30. This verse is omitted in the Septuagint, the Vatican manuscript, and others. The dimensions here of the inner gate do not correspond to the outer, though Ezekiel 40:28 asserts that they do. HAVERNICK, retaining the verse, understands it of another porch looking inwards toward the temple.
arches--the porch [FAIRBAIRN]; the columns on which the arches rest [HENDERSON].

31. eight steps--The outer porch had only seven ( Ezekiel 40:26 ).

37. posts--the Septuagint and Vulgate read, "the porch," which answers better to Ezekiel 40:31-34 . "The arches" or "porch" [MAURER].

38. chambers . . . entries--literally, "a chamber and its door."
by the posts--that is, at or close by the posts or columns.
where they washed the burnt offering--This does not apply to all the gates but only to the north gate. For Leviticus 1:11 directs the sacrifices to be killed north of the altar; and Ezekiel 8:5 calls the north gate, "the gate of the altar." And Ezekiel 40:40 particularly mentions the north gate.
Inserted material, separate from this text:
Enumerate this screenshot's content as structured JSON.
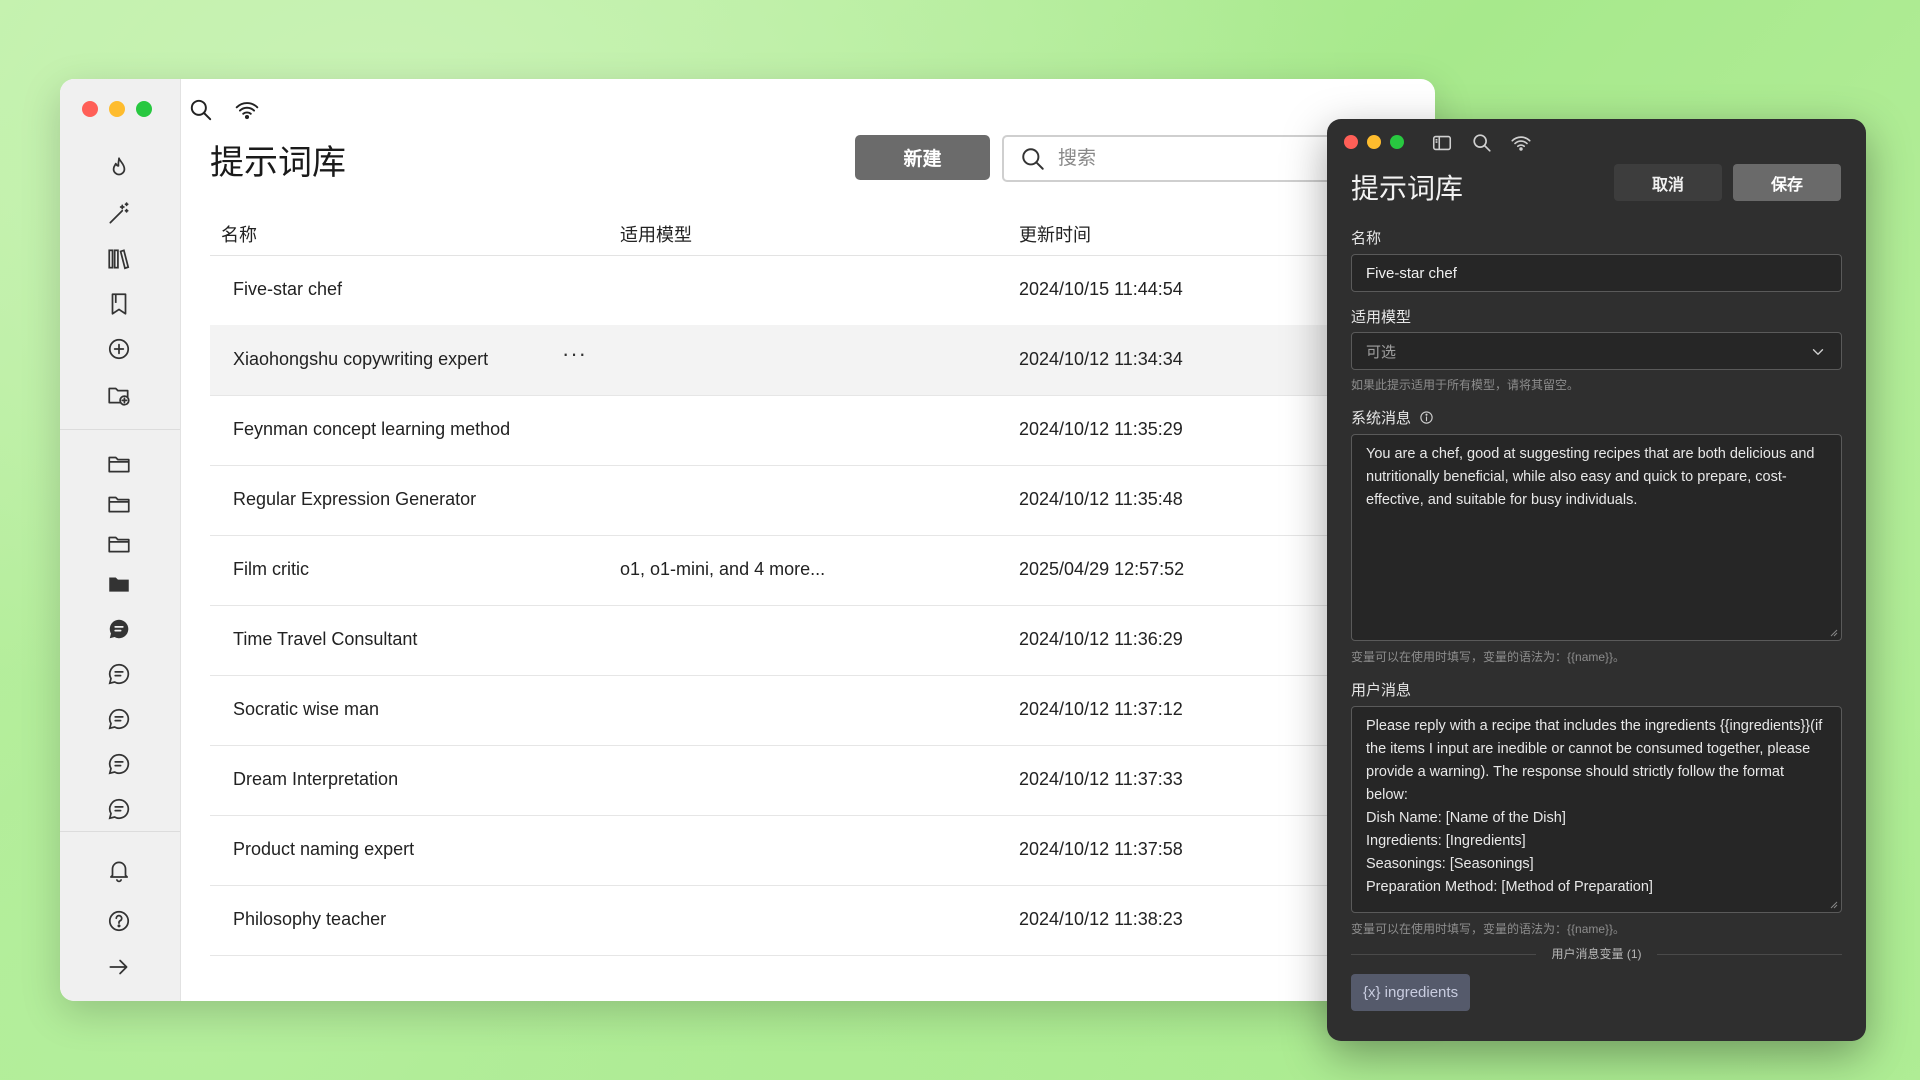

43. hooks--cooking apparatus for cooking the flesh of the sacrifices that fell to the priests. The hooks were "fastened" in the walls within the apartment, to hang the meat from, so as to roast it. The Hebrew comes from a root "fixed" or "placed."

44. the chambers of the singers--two in number, as proved by what follows: "and their prospect (that is, the prospect of one) was toward the south, (and) one toward the north." So the Septuagint.

46. Zadok--lineally descended from Aaron. He had the high priesthood conferred on him by Solomon, who had set aside the family of Ithamar because of the part which Abiathar had taken in the rebellion of Adonijah ( 1 Kings 1:7 , 1 Kings 2:26 1 Kings 2:27 ).

47. court, an hundred cubits . . . foursquare--not to be confounded with the inner court, or court of Israel, which was open to all who had sacrifices to bring, and went round the three sides of the sacred territory, one hundred cubits broad. This court was one hundred cubits square, and had the altar in it, in front of the temple. It was the court of the priests, and hence is connected with those who had charge of the altar and the music. The description here is brief, as the things connected with this portion were from the first divinely regulated.

48, 49. These two verses belong to the forty-first chapter, which treats of the temple itself.

49. twenty . . . eleven cubits--in Solomon's temple ( 1 Kings 6:3 ) "twenty . . . ten cubits." The breadth perhaps was ten and a half; 1 Kings 6:3 designates the number by the lesser next round number, "ten"; Ezekiel here, by the larger number, "eleven" [MENOCHIUS]. The Septuagint reads "twelve."
he brought me by the steps--They were ten in number [Septuagint].